2. I have a package of bees in a hive. I know it will die, so I get a nuc set up ready to go. I have a one hive system, so I need to buy a queen. $25 plus shipping (usually around $15, unless bought locally). I need a new two story nuc system, with frames, which if I buy retail (which I don't, I build my own, but the guy with one hive won't) it could cost me $65 easily. So now I'm at $90-115. Now add in some feed and medications, and I could easily be at $125-135.
Now, between the options, I realize that number two you'll get to keep the woodenware, so if you need to repeat the process next time it will cost you much less. But initially it costs more. Which goes to my point about the small time guy that has his packages continuously die out on him. He goes to his wife and says "I know that I was spending $85 on a package per year, and that wasn't working, I realize that. And you don't want me to spend another $85 on a package only to have it die, which is reasonable. So why don't we spend $130 on a nuc, in addition to my package, so I won't have to spend the $85 next year?"
The system works when you get into a larger number of hives, even as low as 10-20. But at the low hive count, I don't see how it makes sense.
You certainly have more experience with nucs than I do, so if you have nailed down an overwintering system with nucs, that alone may make the system much more valuable.
But for me, I have a larger loss from nucs in the summer and fall than I do in the winter. I have some nucs that abscond, some that get robbed out (or a combo of the two) and some that get overrun by SHB or Varroa before they could really get strong.
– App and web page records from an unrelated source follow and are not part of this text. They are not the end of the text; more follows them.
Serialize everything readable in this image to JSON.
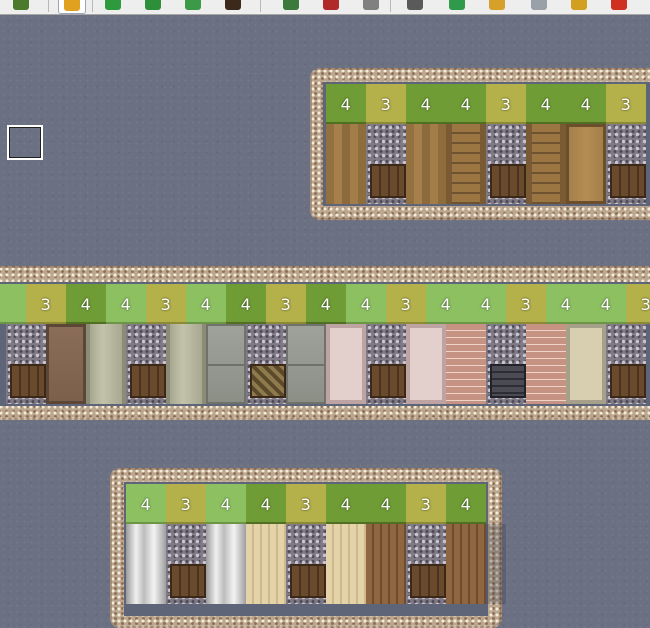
{
  "toolbar": {
    "tools": [
      {
        "name": "terrain-icon",
        "color": "#4c7a2c"
      },
      {
        "name": "pencil-icon",
        "color": "#e0a020",
        "active": true
      },
      {
        "name": "rectangle-icon",
        "color": "#2e9a3e"
      },
      {
        "name": "ellipse-icon",
        "color": "#2e8f3a"
      },
      {
        "name": "flood-fill-icon",
        "color": "#3a9a48"
      },
      {
        "name": "shadow-pen-icon",
        "color": "#3b2a1c"
      },
      {
        "name": "zoom-in-icon",
        "color": "#3a7a3a"
      },
      {
        "name": "zoom-out-icon",
        "color": "#b02a2a"
      },
      {
        "name": "actual-size-icon",
        "color": "#808080"
      },
      {
        "name": "settings-icon",
        "color": "#5a5a5a"
      },
      {
        "name": "resource-manager-icon",
        "color": "#2f9a4c"
      },
      {
        "name": "script-editor-icon",
        "color": "#d7a02a"
      },
      {
        "name": "sound-test-icon",
        "color": "#9aa0a8"
      },
      {
        "name": "database-icon",
        "color": "#d2a020"
      },
      {
        "name": "playtest-icon",
        "color": "#d03020"
      }
    ]
  },
  "map": {
    "blocks": [
      {
        "id": "block-1",
        "top_numbers": [
          "4",
          "3",
          "4",
          "4",
          "3",
          "4",
          "4",
          "3"
        ],
        "top_styles": [
          "g4d",
          "g3",
          "g4d",
          "g4d",
          "g3",
          "g4d",
          "g4d",
          "g3"
        ],
        "walls": [
          "wood",
          "ornate-door",
          "wood",
          "wood-ladder",
          "ornate-door",
          "wood-ladder",
          "wood-door",
          "ornate-door"
        ]
      },
      {
        "id": "block-2",
        "top_numbers": [
          "",
          "3",
          "4",
          "4",
          "3",
          "4",
          "4",
          "3",
          "4",
          "4",
          "3",
          "4",
          "4",
          "3",
          "4",
          "4",
          "3"
        ],
        "top_styles": [
          "g4",
          "g3",
          "g4d",
          "g4",
          "g3",
          "g4",
          "g4d",
          "g3",
          "g4d",
          "g4",
          "g3",
          "g4",
          "g4",
          "g3",
          "g4",
          "g4",
          "g3"
        ],
        "walls": [
          "ornate-door",
          "brown-panel",
          "sage",
          "ornate-door",
          "sage",
          "stone",
          "ornate-mosaic",
          "stone",
          "pink",
          "ornate-door",
          "pink",
          "brick",
          "ornate-metal",
          "brick",
          "cream",
          "ornate-door"
        ]
      },
      {
        "id": "block-3",
        "top_numbers": [
          "4",
          "3",
          "4",
          "4",
          "3",
          "4",
          "4",
          "3",
          "4"
        ],
        "top_styles": [
          "g4",
          "g3",
          "g4",
          "g4d",
          "g3",
          "g4d",
          "g4d",
          "g3",
          "g4d"
        ],
        "walls": [
          "column",
          "ornate-door",
          "column",
          "curtain",
          "ornate-door",
          "curtain",
          "planks",
          "ornate-door",
          "planks"
        ]
      }
    ]
  }
}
So if I could get a 10% loss from overwintering in nucs, that wouldn't be bad, but you'd have to add into it my 30% summer and fall losses, which changes the numbers quite a bit.
I also dispute Dr. Connor's 2.5 hive mentality. I deal with alot of new beekeepers. I think the more colonies you can get when starting off, the better (to a certain degree). You'll see more, be able to compare more, and have more resources in the event things don't go fantastic. But when you tell someone that is starting off the price of the woodenware, the price of the package or nuc, and the price of a full size hive (if they want to buy it), along with the price of a suit, smoker, hive tool, feeder pail, ect, they start to feel uneasy. You can drop $700 easy to get started with one hive. For a hobby that some have never tried, thats a significant investment in bugs. I get that. Telling them "you know, it really would be better if you could drop another $500 to get started. You really won't be able to see the full benefits unless you put the full $1,200 down." I see people walk away right there. Too expensive. I'd rather just buy honey from a farmer's market. And I don't blame them. Getting started with one hive, seeing if you like it, then expanding from there makes sense to me, financially. If you can afford the extra 1.5 hives, you should. But I think it's wrong to tell people they need to. Just my take on it.
With the tiny bit of experience that I have with bees I have concluded for myself that except for the equipment cost most of the advantages of a nuc are realized by splitting a full size colony when you are speaking low numbers. For instance if you only wanted two hives you will have to invest in four hives worth of equipment but only one time. Four hives worth of equipment would allow you to make 6 to 8 hives in the spring by splitting. At some point you would have to combine the dinks or sell the extra off.
I suppose if you live in an area that experiences droughts you would have to make hard decisions. If you are not going to get a crop anyway you could down size. It is a lot easier to down size then up size I feel.
Nucs are the best way to go for myself and my area. Three years ago I bought three packages for $225.00 and they were all dead by next spring. After learning how to make and keep nucs alive, I have spent almost nothing on my nucs. This past winter has been hard on my bees with a 50% loss of bees, lost 8 main colonies and 2 nucs, I am left with 8 main colonies and 6 nucs. With the way the weather has been over the past few years I just don't feel good about making splits in the spring for fear of losing to much honey.